A generator for backup electricity to service refrigerators and freezers during an electrical outage is a great idea but not everyone has one. If you don’t, instruct family members not to open appliances once power goes out. The exception to this would be if you do so immediately and remove enough food that does not need cooking to carry the family through the rest of the day, such as cold cuts, cheese and beverages. Consider moving your camping stove to the pantry each fall in preparation for winter storm cooking.
If you are able to purchase a generator, call Mike at D4 Construction in Kamloops to come install it for you so it will be ready to go the moment you need it. You can reach him at +1 250-572-4812. Often this time of year they go on sale and it may make sense to make that investment now, especially if you experience severe weather.
Is your pantry stocked for possible power outages?
Be sure it’s ready for that possibility by keeping lots of bottled water and food that’s easily opened. Think pudding, trail mix,applesauce, peanut butter and breakfast bars. Be well stocked in your family’s medication needs. Be sure to have extra baby and pet food on hand, as well, if that applies to your family.
This is the time to replace batteries in flashlights. At the least, be sure to have plenty of extras in the sizes you need. Strategically place flashlights and other emergency lighting around the house and in every bedroom. Be sure every person in the home knows where one is in their
Rechargeable emergency LED light bulbs are now available in stores, or easily found online as well. These recharge in your lamps or elsewhere during normal use but automatically turn on the moment power is lost. They provide approximately three hours of light and some come with a hook cap, enabling the homeowner to walk around their house with this portable light.
What about your storm radio?
This is a terrific small investment if you don’t already have one. Be sure it’s handy and also tuned to your local station. Check for fresh batteries in it. Every household member should know where it’s located. The same goes for a first aid kit for
emergencies. If not an actual kit, gather together all the typical items found in one and keep it in a spot that everyone is aware of. A large open basket works well to corral your bandages, gauze, medical tape, ointment and anything else you want to keep there. Extra batteries can be kept there, as well.
Be winter ready…
This is the time to pull out the winter blankets and place them around the house. One extra blanket in each bedroom, as well as throws on sofas and chairs around the house, ensure extra warmth when snowed in and power is lost.
Keep extra toques and gloves in the car, along with a couple of throw blankets, sand or kitty litter, jumper cables, a flashlight, water and non-perishable snacks. Bear in mind that most mobile phones have a flashlight built into them. Learn how to use it in an emergency, but don’t depend on them since it will use up precious battery power. Remember to take mobile device chargers with you if you do have to leave home and travel somewhere with electricity. Keep mobile devices charged up every day during severe weather while you have power in your home. You never know when you may suddenly lose it. But do stay off the roads if at all possible during severe weather.

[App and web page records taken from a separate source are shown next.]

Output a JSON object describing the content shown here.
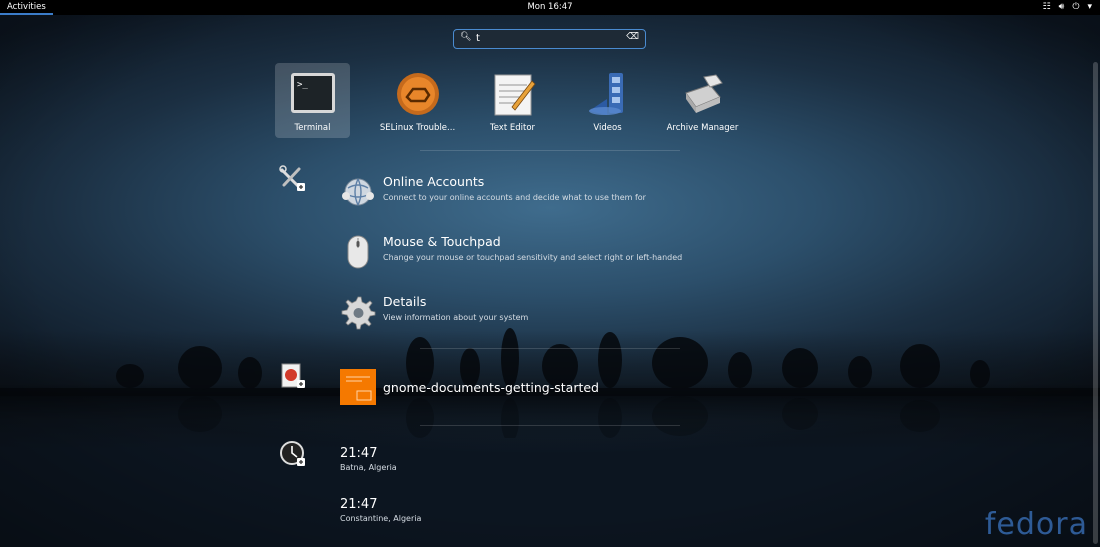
{
  "topbar": {
    "activities": "Activities",
    "clock": "Mon 16:47"
  },
  "search": {
    "value": "t"
  },
  "apps": [
    {
      "label": "Terminal",
      "icon": "terminal-icon"
    },
    {
      "label": "SELinux Trouble...",
      "icon": "selinux-icon"
    },
    {
      "label": "Text Editor",
      "icon": "text-editor-icon"
    },
    {
      "label": "Videos",
      "icon": "videos-icon"
    },
    {
      "label": "Archive Manager",
      "icon": "archive-manager-icon"
    }
  ],
  "settings_results": [
    {
      "title": "Online Accounts",
      "desc": "Connect to your online accounts and decide what to use them for",
      "icon": "online-accounts-icon"
    },
    {
      "title": "Mouse & Touchpad",
      "desc": "Change your mouse or touchpad sensitivity and select right or left-handed",
      "icon": "mouse-icon"
    },
    {
      "title": "Details",
      "desc": "View information about your system",
      "icon": "gear-icon"
    }
  ],
  "documents_results": [
    {
      "title": "gnome-documents-getting-started",
      "icon": "document-icon"
    }
  ],
  "clock_results": [
    {
      "time": "21:47",
      "city": "Batna, Algeria"
    },
    {
      "time": "21:47",
      "city": "Constantine, Algeria"
    }
  ],
  "branding": "fedora",
  "colors": {
    "accent": "#3b7cc9",
    "doc_orange": "#f57900"
  }
}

Snow melt, sand or kitty litter for walkways should be in the garage or at least handy somewhere. The time to get it is not when a storm is moving in since these, batteries and bottled water will be among the first items to sell out at stores. If you’re interested in making snow melt yourself, check online ahead of time for homemade recipes. Additionally, be sure to keep your gas tank full during winter.
If you’ve planned ahead for your wood-burning fireplace or stove…
…you may have a covered shed to store your firewood. If not, this spring you should contact Mike at D4 (+1 250-572-4812) to build one for the future. It’s never a good idea to store the wood against the house because of its attraction to termites and other pests, but a covered area is all you need. Have your chimney cleaned now, too, especially if it hasn’t been done in recent years.
Do you own a snow blower? If so, make sure it’s in good working order and it’s ready to go. If not, fill it, prep it or fix it now. Dig out those snow shovels, too, so they’re readily available at the drop of a snowflake.
Shut the outside water spigots since you won’t be using your hose anytime soon most likely. Also have a professional drain and shut down your lawn sprinkler and pool water systems if you have them and haven’t done so already.
Taking care of the outside
Outside on your property, check tree limbs in danger of coming down onto your roof. Remove them now if needed to avoid a bigger problem should snow and ice break them. If there is a fire hydrant at the road near your property and a big storm is expected, do your local emergency workers a favor and place an upside-down garbage pail over it. Alternatively, you can place a tall stick with a brightly-coloured ribbon tied near the top and place it next to the hydrant. It will attract the attention of fire fighters, if needed. After the snow melts away, keep the stick in
your garage for the next time.
Similarly, keep the entrance to your driveway shovelled since typically the plows create a hill of icy snow along the edge of the road – and across driveways – as they clear the streets.
Finally, if you’re sending your children outside to play in the snow anyway, why not encourage them to shovel the walk or driveway of someone nearby who cannot. In the spirit of neighbourly care for one another, check on elderly neighbors and those who could use a little help, especially if power is out and they’re scared and alone.
Wintertime can be both beautiful and inconvenient at times, but with a little planning ahead of time, your home and property can be storm-ready.